    1. My god, that is a brilliant response. It deserves to be its own blog post, really.

      I think my basic point (if I have one, which I might not) is that in my ideal society, people who are dumb enough to consider buying a diamond-studded earring for their chihuahua would also be too dumb to actually ever earn enough money to consider buying one in the first place. I think that any society or economic system that produces such a high proportion of what I'd call the "dumb rich" that they can actually support such a fickle industry has clearly lost its way.

      I think our country has gotten to a place where we consistently reward idiocy, ignorance, and irresponsibility, and that's the problem. In the America that I love (and it's still out there somewhere, God dammit), people like this never get rich in the first place. Ever. In fact, they don't even exist, because they can't.

      We agree more than we disagree here. You're right that if there was a "super-smart, super-rich" club, then those people would hoard all the valuable assets in the world. But why do you assume that there must necessarily be masses of uneducated people? Is that a prerequisite in any given society?

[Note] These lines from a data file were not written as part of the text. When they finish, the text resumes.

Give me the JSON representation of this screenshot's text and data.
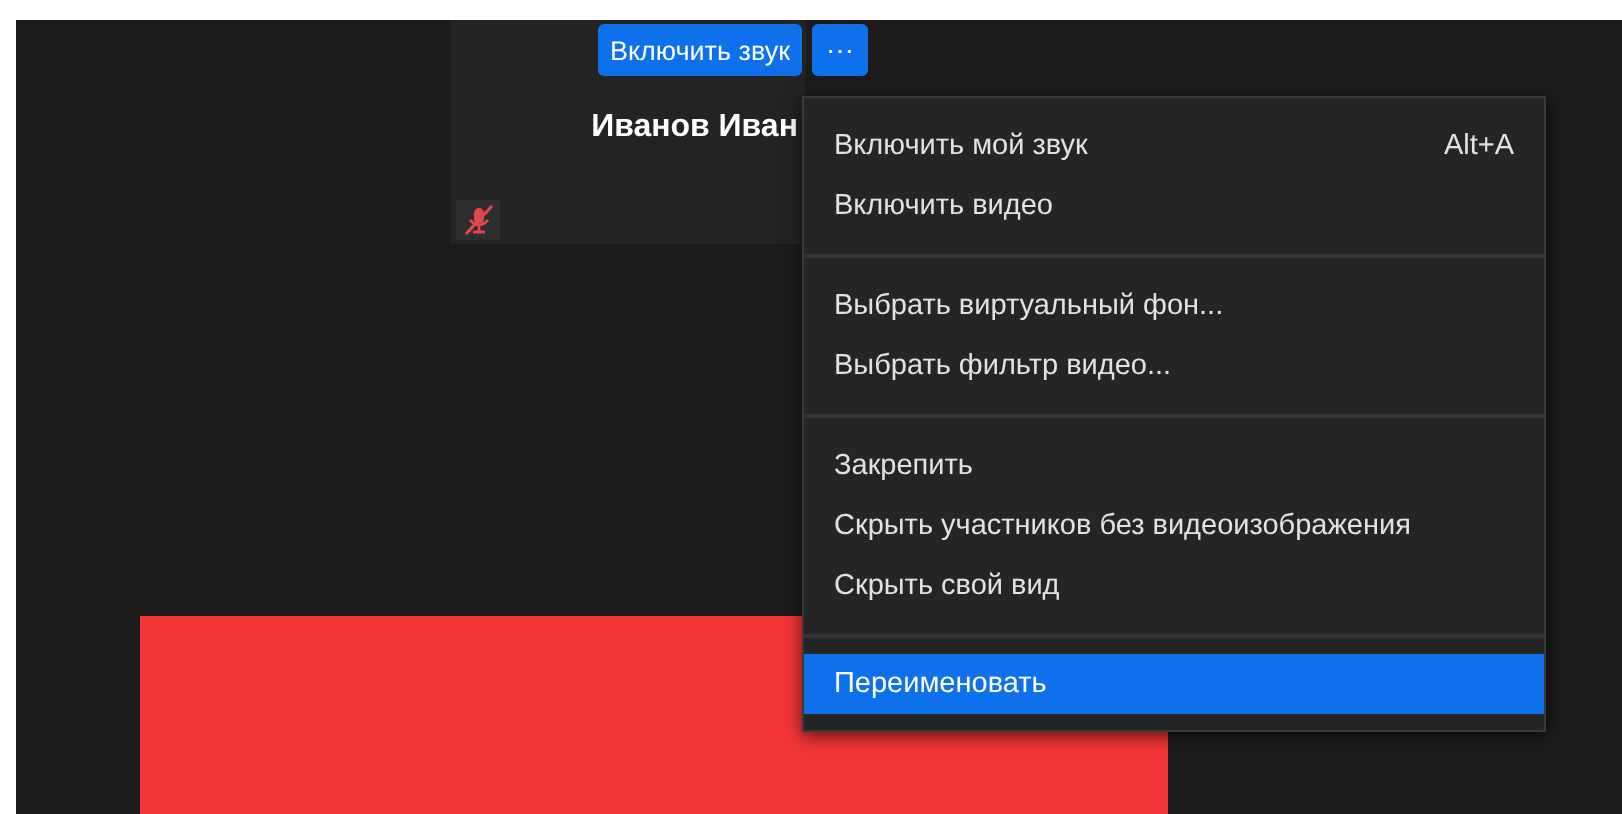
{
  "tile": {
    "unmute_button": "Включить звук",
    "more_button": "⋯",
    "name": "Иванов Иван",
    "muted": true
  },
  "menu": {
    "groups": [
      {
        "items": [
          {
            "label": "Включить мой звук",
            "shortcut": "Alt+A",
            "selected": false
          },
          {
            "label": "Включить видео",
            "selected": false
          }
        ]
      },
      {
        "items": [
          {
            "label": "Выбрать виртуальный фон...",
            "selected": false
          },
          {
            "label": "Выбрать фильтр видео...",
            "selected": false
          }
        ]
      },
      {
        "items": [
          {
            "label": "Закрепить",
            "selected": false
          },
          {
            "label": "Скрыть участников без видеоизображения",
            "selected": false
          },
          {
            "label": "Скрыть свой вид",
            "selected": false
          }
        ]
      },
      {
        "items": [
          {
            "label": "Переименовать",
            "selected": true
          }
        ]
      }
    ]
  }
}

      I want there to be fewer dumbass uneducated people in the world, and I want those few imbeciles that remain to suffer the consequences of their ignorance, not to be rewarded for it. Separating dumb people from their money is a time-honored American tradition, but a better America is one in which dumb people don't have any money to begin with.